• Aim of the exercise
The records sit below. Return every line in them that holds the word "deutsch".

• Extracted information
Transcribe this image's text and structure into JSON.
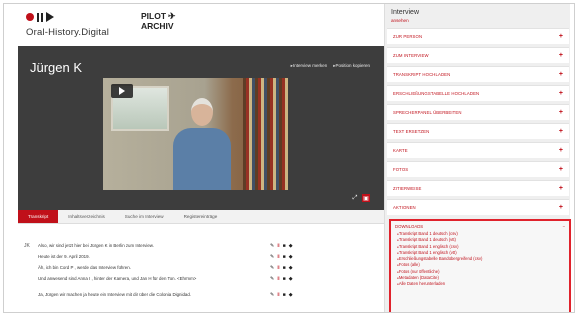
{
  "brand": {
    "logo_text": "Oral-History.Digital",
    "pilot_line1": "PILOT",
    "pilot_line2": "ARCHIV"
  },
  "interview": {
    "person_name": "Jürgen K",
    "stage_links": [
      "Interview merken",
      "Position kopieren"
    ],
    "icons": [
      "play-icon",
      "share-icon",
      "pdf-icon"
    ]
  },
  "tabs": [
    {
      "label": "Transkript",
      "active": true
    },
    {
      "label": "Inhaltsverzeichnis",
      "active": false
    },
    {
      "label": "Suche im Interview",
      "active": false
    },
    {
      "label": "Registereinträge",
      "active": false
    }
  ],
  "transcript": {
    "speaker_mark": "JK",
    "rows": [
      "Also, wir sind jetzt hier bei Jürgen K          in Berlin zum Interview.",
      "Heute ist der 9. April 2019.",
      "Äh, ich bin Cord P              , werde das Interview führen.",
      "Und anwesend sind Anna I          , hinter der Kamera, und Jan H          für den Ton. <Ehrmm>",
      "Ja, Jürgen wir machen ja heute ein Interview mit dir über die Colonia Dignidad."
    ]
  },
  "sidebar": {
    "title": "Interview",
    "subtitle": "ansehen",
    "close_label": "×",
    "sections": [
      "ZUR PERSON",
      "ZUM INTERVIEW",
      "TRANSKRIPT HOCHLADEN",
      "ERSCHLIEßUNGSTABELLE HOCHLADEN",
      "SPRECHERPANEL ÜBERBEITEN",
      "TEXT ERSETZEN",
      "KARTE",
      "FOTOS",
      "ZITIERWEISE",
      "AKTIONEN"
    ],
    "downloads": {
      "heading": "DOWNLOADS",
      "items": [
        "Transkript Band 1 deutsch (csv)",
        "Transkript Band 1 deutsch (vtt)",
        "Transkript Band 1 englisch (csv)",
        "Transkript Band 1 englisch (vtt)",
        "Erschließungstabelle Bandübergreifend (csv)",
        "Fotos (alle)",
        "Fotos (nur öffentliche)",
        "Metadaten (DataCite)",
        "Alle Daten herunterladen"
      ]
    }
  },
  "colors": {
    "accent": "#c0101a",
    "stage_bg": "#3d3d3d",
    "sidebar_bg": "#efefef",
    "download_border": "#e0222c"
  }
}
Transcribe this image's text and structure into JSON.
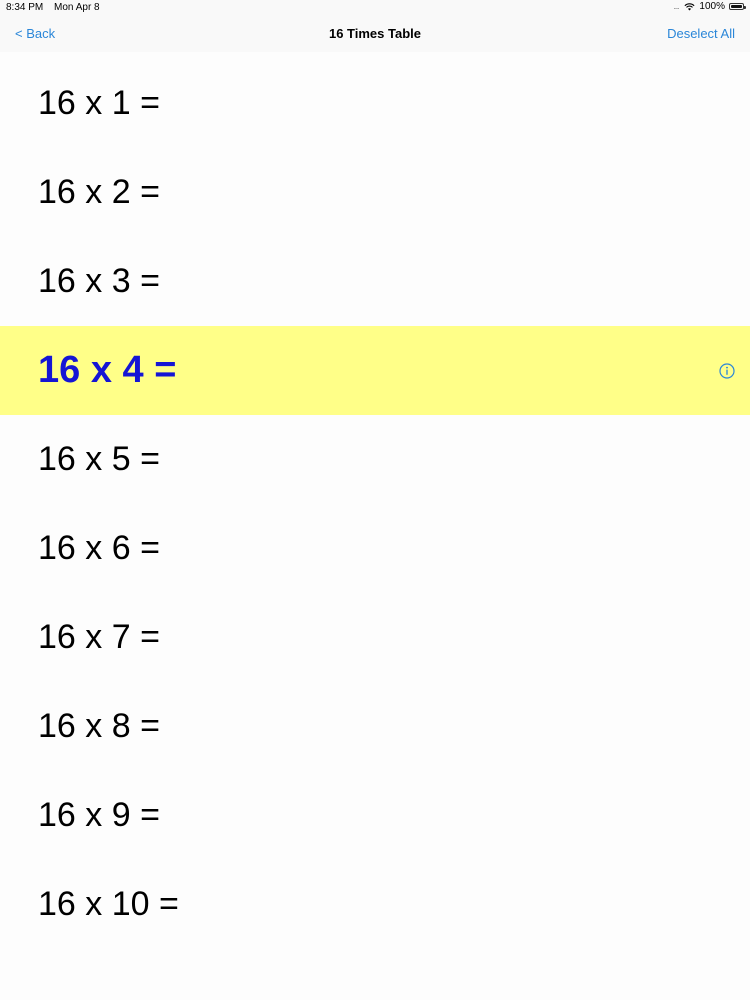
{
  "status_bar": {
    "time": "8:34 PM",
    "date": "Mon Apr 8",
    "battery": "100%"
  },
  "nav": {
    "back_label": "< Back",
    "title": "16 Times Table",
    "action_label": "Deselect All"
  },
  "rows": [
    {
      "label": "16 x 1 ="
    },
    {
      "label": "16 x 2 ="
    },
    {
      "label": "16 x 3 ="
    },
    {
      "label": "16 x 4 ="
    },
    {
      "label": "16 x 5 ="
    },
    {
      "label": "16 x 6 ="
    },
    {
      "label": "16 x 7 ="
    },
    {
      "label": "16 x 8 ="
    },
    {
      "label": "16 x 9 ="
    },
    {
      "label": "16 x 10 ="
    }
  ],
  "selected_row": "16 x 4 =",
  "colors": {
    "accent": "#2a86d8",
    "selected_background": "#ffff88",
    "selected_text": "#1515d4"
  },
  "icons": {
    "selected_row_icon": "info-icon"
  }
}
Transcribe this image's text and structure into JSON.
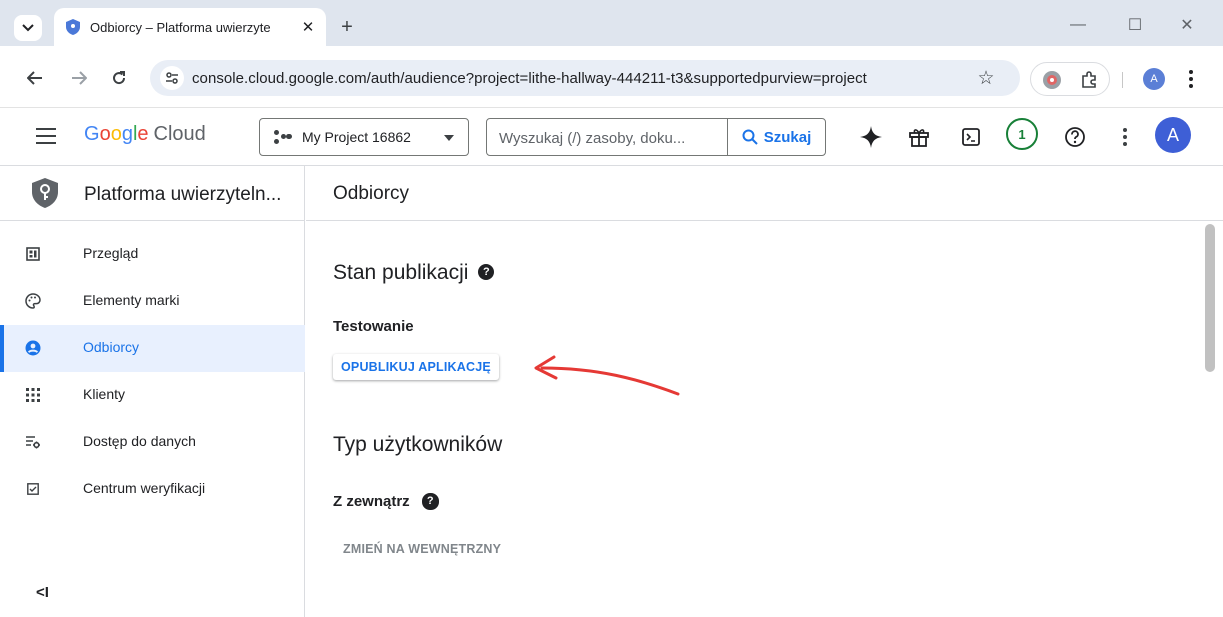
{
  "browser": {
    "tab": {
      "title": "Odbiorcy – Platforma uwierzyte",
      "favicon": "shield-icon"
    },
    "new_tab_label": "+",
    "window_controls": {
      "minimize": "—",
      "maximize": "☐",
      "close": "✕"
    },
    "url": "console.cloud.google.com/auth/audience?project=lithe-hallway-444211-t3&supportedpurview=project",
    "profile_initial": "A"
  },
  "header": {
    "logo": {
      "google": "Google",
      "cloud": "Cloud"
    },
    "project_name": "My Project 16862",
    "search": {
      "placeholder": "Wyszukaj (/) zasoby, doku...",
      "button_label": "Szukaj"
    },
    "notification_count": "1",
    "avatar_initial": "A"
  },
  "sidebar": {
    "title": "Platforma uwierzyteln...",
    "items": [
      {
        "label": "Przegląd",
        "icon": "dashboard-icon",
        "active": false
      },
      {
        "label": "Elementy marki",
        "icon": "palette-icon",
        "active": false
      },
      {
        "label": "Odbiorcy",
        "icon": "person-circle-icon",
        "active": true
      },
      {
        "label": "Klienty",
        "icon": "grid-icon",
        "active": false
      },
      {
        "label": "Dostęp do danych",
        "icon": "data-settings-icon",
        "active": false
      },
      {
        "label": "Centrum weryfikacji",
        "icon": "checkbox-icon",
        "active": false
      }
    ],
    "collapse_label": "<I"
  },
  "main": {
    "page_title": "Odbiorcy",
    "publishing": {
      "title": "Stan publikacji",
      "status": "Testowanie",
      "publish_button": "OPUBLIKUJ APLIKACJĘ"
    },
    "user_type": {
      "title": "Typ użytkowników",
      "value": "Z zewnątrz",
      "change_button": "ZMIEŃ NA WEWNĘTRZNY"
    }
  },
  "colors": {
    "accent": "#1a73e8",
    "active_bg": "#e8f0fe",
    "annotation": "#e53935",
    "notification": "#188038"
  }
}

• Task solution
        "Transkript Band 1 deutsch (csv)",
        "Transkript Band 1 deutsch (vtt)",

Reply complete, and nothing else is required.